What is NEPA, and Why Should You Care?
NEPA is an acronym for the National Environmental Policy Act. Signed into law in 1970, it requires federal agencies to study and analyze the environmental effects of proposed plans prior to making decisions on whether or not to proceed with them.
Before NEPA, federal agencies did not have to even consider the environmental impacts of their actions. After NEPA, these agencies, in cooperation with state and local governments, must use all practical resources to create conditions in which “man and nature can exist in productive harmony.”
Specifically, NEPA requires all federal agencies to prepare detailed Environmental Assessments and Environmental Impact Statements for projects and actions they undertake. The purpose of the law is two-fold, ensuring that the government does due diligence in determining the full extent of any potential impacts a proposed project may have on the environment and surrounding communities as well as ensuring that those communities are aware of any such potential impacts and have a voice in whether and how they are implemented.
By publishing these studies, as is required by NEPA, the public can not only gain a better understanding of the environmental impacts of a given project, but they can also respond accordingly. Again, this is critical because the law ensures that both the time and effort are taken to investigate and understand the environmental impacts as well as provides an opportunity for the public to meaningfully participate in the process.
NEPA also established a Council on Environmental Quality (CEQ), which is required to monitor all federal agencies and ensure that they are adhering to the legislation.
To learn more about NEPA, read this NEPA Alert.
Why Does NEPA Need Protection?
The Trump administration is seeking to “streamline” and “expedite” the NEPA process, tipping the scale in favor of developers instead of the people. There are three major changes being proposed:
- Limiting Public Participation: The Trump administration wants to reduce the amount of time people have to read and respond to environmental studies and assessments by 33 percent, shortening the public commentary period from 45 days to just 30 days. These documents can be hundreds of pages long, and are often highly technical. Reducing the amount of time people have to fully understand these critical documents and their implications for their community will severely hamper a community’s ability to challenge the proposal and mount of well-conceived defense.
- Eliminating Cumulative Impacts: NEPA currently requires cumulative effects to be considered. That means if there is already a facility emitting the maximum-allowable amount of a particular chemical emission, the review process would have to take into consideration that any proposed new facilities that plan on emitting any amount of that same chemical would result in the community being exposed to cumulative levels of that pollutant that exceed the standards for safety. Under the proposed changes, cumulative impacts would no longer be taken into consideration. This is particularly bad news for our communities, which tend to already have existing facilities producing pollution.

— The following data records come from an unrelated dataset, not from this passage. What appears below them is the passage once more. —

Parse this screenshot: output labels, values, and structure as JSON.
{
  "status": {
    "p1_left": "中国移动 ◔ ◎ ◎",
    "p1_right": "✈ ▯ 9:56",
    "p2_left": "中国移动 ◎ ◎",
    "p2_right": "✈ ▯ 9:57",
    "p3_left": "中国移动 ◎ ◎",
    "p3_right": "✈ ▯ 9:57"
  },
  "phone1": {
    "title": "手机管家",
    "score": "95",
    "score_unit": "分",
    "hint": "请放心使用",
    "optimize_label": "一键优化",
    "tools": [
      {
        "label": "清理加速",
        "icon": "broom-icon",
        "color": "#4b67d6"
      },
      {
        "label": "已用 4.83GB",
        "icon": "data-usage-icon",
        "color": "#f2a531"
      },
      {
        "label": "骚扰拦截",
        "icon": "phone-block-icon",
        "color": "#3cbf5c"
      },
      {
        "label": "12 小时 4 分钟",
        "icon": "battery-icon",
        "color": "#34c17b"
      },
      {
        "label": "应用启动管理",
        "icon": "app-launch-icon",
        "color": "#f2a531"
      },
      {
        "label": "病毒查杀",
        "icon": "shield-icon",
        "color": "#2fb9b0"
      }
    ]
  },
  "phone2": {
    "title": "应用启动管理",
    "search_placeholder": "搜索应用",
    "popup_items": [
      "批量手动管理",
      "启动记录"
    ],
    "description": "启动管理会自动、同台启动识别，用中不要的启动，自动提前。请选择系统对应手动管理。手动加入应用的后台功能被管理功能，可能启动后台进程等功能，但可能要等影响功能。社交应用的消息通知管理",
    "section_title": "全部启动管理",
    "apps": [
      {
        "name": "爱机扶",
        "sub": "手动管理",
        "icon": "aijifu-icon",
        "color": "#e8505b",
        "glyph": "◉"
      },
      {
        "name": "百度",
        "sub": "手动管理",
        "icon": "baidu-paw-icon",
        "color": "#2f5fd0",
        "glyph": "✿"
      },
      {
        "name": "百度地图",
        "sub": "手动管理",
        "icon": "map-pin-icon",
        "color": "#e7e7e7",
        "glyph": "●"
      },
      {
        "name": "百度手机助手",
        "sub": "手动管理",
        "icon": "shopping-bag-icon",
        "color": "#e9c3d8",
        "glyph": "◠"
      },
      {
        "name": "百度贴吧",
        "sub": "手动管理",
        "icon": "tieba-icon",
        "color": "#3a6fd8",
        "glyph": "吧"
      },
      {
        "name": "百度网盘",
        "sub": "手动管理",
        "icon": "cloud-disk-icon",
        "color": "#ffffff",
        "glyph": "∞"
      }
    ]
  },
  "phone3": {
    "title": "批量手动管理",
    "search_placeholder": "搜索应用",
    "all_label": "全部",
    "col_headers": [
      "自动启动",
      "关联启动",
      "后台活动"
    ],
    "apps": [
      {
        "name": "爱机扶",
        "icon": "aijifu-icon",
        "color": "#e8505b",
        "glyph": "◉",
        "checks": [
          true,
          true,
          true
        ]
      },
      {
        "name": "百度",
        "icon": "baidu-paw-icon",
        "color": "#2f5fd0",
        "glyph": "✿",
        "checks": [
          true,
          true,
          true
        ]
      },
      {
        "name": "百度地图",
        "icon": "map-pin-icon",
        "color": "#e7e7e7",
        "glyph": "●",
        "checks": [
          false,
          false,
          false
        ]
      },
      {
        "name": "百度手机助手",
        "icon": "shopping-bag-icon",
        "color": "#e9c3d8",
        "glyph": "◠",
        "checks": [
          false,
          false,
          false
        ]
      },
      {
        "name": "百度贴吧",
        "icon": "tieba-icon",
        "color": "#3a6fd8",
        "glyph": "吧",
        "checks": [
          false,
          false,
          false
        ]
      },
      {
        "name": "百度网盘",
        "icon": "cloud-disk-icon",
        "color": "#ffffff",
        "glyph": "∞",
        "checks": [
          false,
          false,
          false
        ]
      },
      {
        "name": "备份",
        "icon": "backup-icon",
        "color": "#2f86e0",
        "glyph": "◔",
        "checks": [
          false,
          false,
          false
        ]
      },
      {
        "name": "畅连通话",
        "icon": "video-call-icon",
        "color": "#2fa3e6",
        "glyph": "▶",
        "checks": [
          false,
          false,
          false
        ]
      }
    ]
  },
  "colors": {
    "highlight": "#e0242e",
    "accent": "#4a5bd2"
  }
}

- Categorical Exclusions: The proposed changes would also allow the government to give certain types of developers a free pass. For example, if the government opts to hire a federal contractor to do the work, they will not have to abide by NEPA since technically it’s no longer the federal government doing the project – even though they are fully-funding it.
While it’s true that the current NEPA process can be lengthy, that is actually a good thing. It ensures that projects are analyzed thoroughly, because the environmental impacts of poorly conceived projects can cause damage that lasts for decades – and even put lives at risk. The Trump administration and others may not always like the outcome of the process, which gives the public fair chance to participate in the discussion, but these proposed changes will limit the public’s ability to participate in the process while making it much easier for developers to avoid protecting the health and well-being of the communities affected by their projects.
To learn more about the proposed changes to NEPA, read this fact sheet.
What Can You Do to Help Protect NEPA?
The window to submit comments has closed. But you can still call or write your Senator and Representative to voice your opposition to these changes. And we are currently exploring alternative methods of voicing our opposition. We will continue to share information here as it becomes available.
Citizen’s Guide to NEPA (in both English & Spanish)